Making time for reading doesn’t seem to be terribly difficult for me, but there are some pitfalls. I read at least every morning and each evening in bed, before getting up or going to sleep. But reading at night in bed isn’t great for complicated topics, I’m too tired to concentrate. After work I usually do my blogging (although I usually start during my lunch break) and then from around 8:00 p.m. to 10:00 I hang out with Partner, which I don’t want to change that – my relationship with Partner is important. Also, Curious Dog needs to be walked and played with (also not negotiable). So most of my serious reading time is on the weekend and I’m not particularly well organized. Luckily, I have long weekends, because I don’t work on Fridays. But I still have to do everyday life stuff like cleaning the house, gardening, washing clothes, cooking… whatever. Also, I like just hanging around in a leisurely way on weekends, so I certainly don’t want to organize my weekends to the last minute or hour (sounds gruesome) – I am definitively not as passionate as some of those artists in Daily Rituals. Some of them wouldn’t bat an eye about sacrificing their weekends to their calling. Others got a lot done during short amounts of time.
Making time for writing, well, that could definitively be improved. Somehow, I only seem to manage it on workdays. On weekends and on vacation, other things seem to gobble up all my time. I’ll have to see if I can get myself to do at least some writing during my leisure time.
As you see, I found the book very thought-provoking. It also introduced me to many creative women I hadn’t heard off and reminded me about others. When I’m looking for a new biography or memoir to read, this book will be useful guide to find people with interesting lives.
Some quotes that I liked:
“It’s really all about establishing a flexible routine,” Zittel said in 2017. “Having a pattern helps ensure that you fit everything into a limited amount of time, but too much of a pattern and you get stuck.”
Andrea Zittel (an American artist) in Mason Curry, Daily Rituals: Women at Work, 2019, p. 121.

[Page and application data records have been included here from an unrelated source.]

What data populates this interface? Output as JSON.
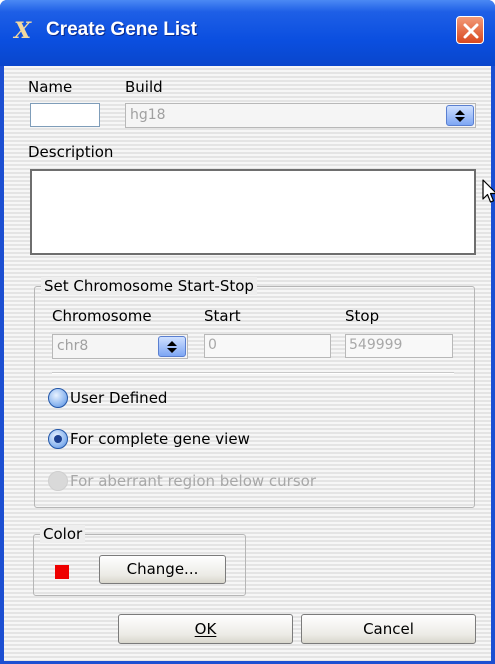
{
  "window": {
    "title": "Create Gene List"
  },
  "icons": {
    "app": "app-logo-icon",
    "close": "close-icon",
    "combo_spin": "spinner-arrows-icon",
    "cursor": "mouse-pointer-icon"
  },
  "colors": {
    "titlebar": "#0b4fe0",
    "close_button": "#d9481f",
    "selected_color": "#ee0000"
  },
  "fields": {
    "name_label": "Name",
    "name_value": "",
    "build_label": "Build",
    "build_value": "hg18",
    "description_label": "Description",
    "description_value": ""
  },
  "chromosome_group": {
    "title": "Set Chromosome Start-Stop",
    "chromosome_label": "Chromosome",
    "chromosome_value": "chr8",
    "start_label": "Start",
    "start_value": "0",
    "stop_label": "Stop",
    "stop_value": "549999",
    "options": [
      {
        "label": "User Defined",
        "checked": false,
        "enabled": true
      },
      {
        "label": "For complete gene view",
        "checked": true,
        "enabled": true
      },
      {
        "label": "For aberrant region below cursor",
        "checked": false,
        "enabled": false
      }
    ]
  },
  "color_group": {
    "title": "Color",
    "change_label": "Change..."
  },
  "buttons": {
    "ok_label": "OK",
    "cancel_label": "Cancel"
  }
}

“I enjoy people best if I can be alone much of the time,” Butler said in 1998. “I used to worry about it because my family worried about it. And I finally realized: This is the way I am. That’s that. We all have some weirdness, and this is mine.”
Octavia Butler (sci-fi author), in Mason Curry, Daily Rituals: Women at Work, 2019, p. 4.
“The only thing that I do every day is I read something,” Giovanni said. “Even if it’s just the comics pages, I read something. And I say that to my students: I think it’s way more important to read something than it is to write.”
Nikki Giovanni (a poet), Mason Curry, Daily Rituals: Women at Work, 2019, p. 180.
I also found Jean Rhys, author of Wide Sargasso Sea (which I haven’t read yet) intriguing. She had a difficult life and a difficult time writing, as I gather from her profile. Near the end of her life she wrote: “Isn’t the sadness of being alone much stressed and the compensations left out?” (Daily Rituals: Women at Work, p. 323).
Curry has written another Daily Rituals book focused on famous men with a smattering of women. I guess it would also be interesting, maybe I’ll check it out sometime.
Keep safe, world.